(Material provided begins)
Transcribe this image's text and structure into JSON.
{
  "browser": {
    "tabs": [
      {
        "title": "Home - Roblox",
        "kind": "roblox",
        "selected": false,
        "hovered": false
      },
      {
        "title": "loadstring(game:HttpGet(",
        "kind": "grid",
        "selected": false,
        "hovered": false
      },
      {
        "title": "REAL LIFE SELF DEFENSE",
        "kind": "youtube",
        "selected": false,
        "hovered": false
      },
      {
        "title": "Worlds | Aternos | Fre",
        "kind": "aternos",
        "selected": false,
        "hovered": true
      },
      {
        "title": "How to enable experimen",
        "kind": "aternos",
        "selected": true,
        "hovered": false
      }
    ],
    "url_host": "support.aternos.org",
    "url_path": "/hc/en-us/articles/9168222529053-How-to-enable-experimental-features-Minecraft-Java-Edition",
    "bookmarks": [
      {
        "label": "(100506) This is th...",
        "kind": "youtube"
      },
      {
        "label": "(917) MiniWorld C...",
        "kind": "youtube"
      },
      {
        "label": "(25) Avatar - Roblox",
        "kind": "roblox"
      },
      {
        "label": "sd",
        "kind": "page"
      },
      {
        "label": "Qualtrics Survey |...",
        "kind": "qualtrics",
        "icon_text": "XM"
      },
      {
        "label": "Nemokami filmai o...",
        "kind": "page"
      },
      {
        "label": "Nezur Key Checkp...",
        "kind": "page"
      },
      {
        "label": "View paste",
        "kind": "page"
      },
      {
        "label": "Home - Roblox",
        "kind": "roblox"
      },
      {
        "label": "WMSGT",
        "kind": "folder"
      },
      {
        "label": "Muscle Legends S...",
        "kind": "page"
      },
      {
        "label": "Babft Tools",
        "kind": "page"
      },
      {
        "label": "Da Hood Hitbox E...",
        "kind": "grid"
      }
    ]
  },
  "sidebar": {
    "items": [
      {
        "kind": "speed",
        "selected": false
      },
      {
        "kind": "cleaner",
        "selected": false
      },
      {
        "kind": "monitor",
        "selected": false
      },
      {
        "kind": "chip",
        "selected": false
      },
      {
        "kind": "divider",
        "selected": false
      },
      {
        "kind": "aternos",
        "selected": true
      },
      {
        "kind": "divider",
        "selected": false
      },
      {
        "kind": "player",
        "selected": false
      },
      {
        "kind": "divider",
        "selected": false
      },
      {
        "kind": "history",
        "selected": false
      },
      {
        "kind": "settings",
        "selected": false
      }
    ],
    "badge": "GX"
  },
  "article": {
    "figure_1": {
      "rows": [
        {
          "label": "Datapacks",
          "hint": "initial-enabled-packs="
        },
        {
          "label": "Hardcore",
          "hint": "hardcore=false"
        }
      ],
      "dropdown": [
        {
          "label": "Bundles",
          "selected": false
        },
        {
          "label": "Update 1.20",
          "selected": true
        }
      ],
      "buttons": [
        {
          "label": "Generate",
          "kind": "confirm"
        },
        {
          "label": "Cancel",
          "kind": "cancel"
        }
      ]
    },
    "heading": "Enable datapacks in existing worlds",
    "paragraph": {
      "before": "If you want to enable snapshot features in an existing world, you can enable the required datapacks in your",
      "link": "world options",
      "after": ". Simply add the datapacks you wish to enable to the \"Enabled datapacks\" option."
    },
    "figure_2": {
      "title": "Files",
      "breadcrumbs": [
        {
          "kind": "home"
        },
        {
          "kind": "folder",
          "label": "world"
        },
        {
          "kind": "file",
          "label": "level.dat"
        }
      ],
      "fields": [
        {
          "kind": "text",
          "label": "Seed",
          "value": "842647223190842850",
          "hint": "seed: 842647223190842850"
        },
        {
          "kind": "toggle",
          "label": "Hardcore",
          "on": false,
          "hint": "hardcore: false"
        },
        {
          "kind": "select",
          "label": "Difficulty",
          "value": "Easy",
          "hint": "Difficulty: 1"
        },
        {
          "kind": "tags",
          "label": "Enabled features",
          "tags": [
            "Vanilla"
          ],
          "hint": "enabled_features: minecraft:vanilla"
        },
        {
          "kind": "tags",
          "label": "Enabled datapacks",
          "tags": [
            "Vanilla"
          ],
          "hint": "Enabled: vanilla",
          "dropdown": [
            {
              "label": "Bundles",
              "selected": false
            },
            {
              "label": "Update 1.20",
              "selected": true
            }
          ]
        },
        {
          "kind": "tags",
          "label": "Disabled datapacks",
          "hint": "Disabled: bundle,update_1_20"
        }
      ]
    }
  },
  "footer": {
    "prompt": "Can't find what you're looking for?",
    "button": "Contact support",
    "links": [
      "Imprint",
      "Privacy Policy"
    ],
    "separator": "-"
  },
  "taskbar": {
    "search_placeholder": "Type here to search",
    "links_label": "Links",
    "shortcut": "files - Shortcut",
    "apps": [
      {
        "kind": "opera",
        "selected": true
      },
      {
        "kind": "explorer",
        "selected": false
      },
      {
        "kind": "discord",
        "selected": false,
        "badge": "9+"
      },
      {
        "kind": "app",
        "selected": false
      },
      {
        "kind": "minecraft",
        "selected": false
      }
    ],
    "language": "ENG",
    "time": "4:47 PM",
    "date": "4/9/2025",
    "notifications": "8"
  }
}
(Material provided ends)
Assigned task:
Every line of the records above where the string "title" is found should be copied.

Answer to this exercise:
        "title": "Home - Roblox",
        "title": "loadstring(game:HttpGet(",
        "title": "REAL LIFE SELF DEFENSE",
        "title": "Worlds | Aternos | Fre",
        "title": "How to enable experimen",
      "title": "Files",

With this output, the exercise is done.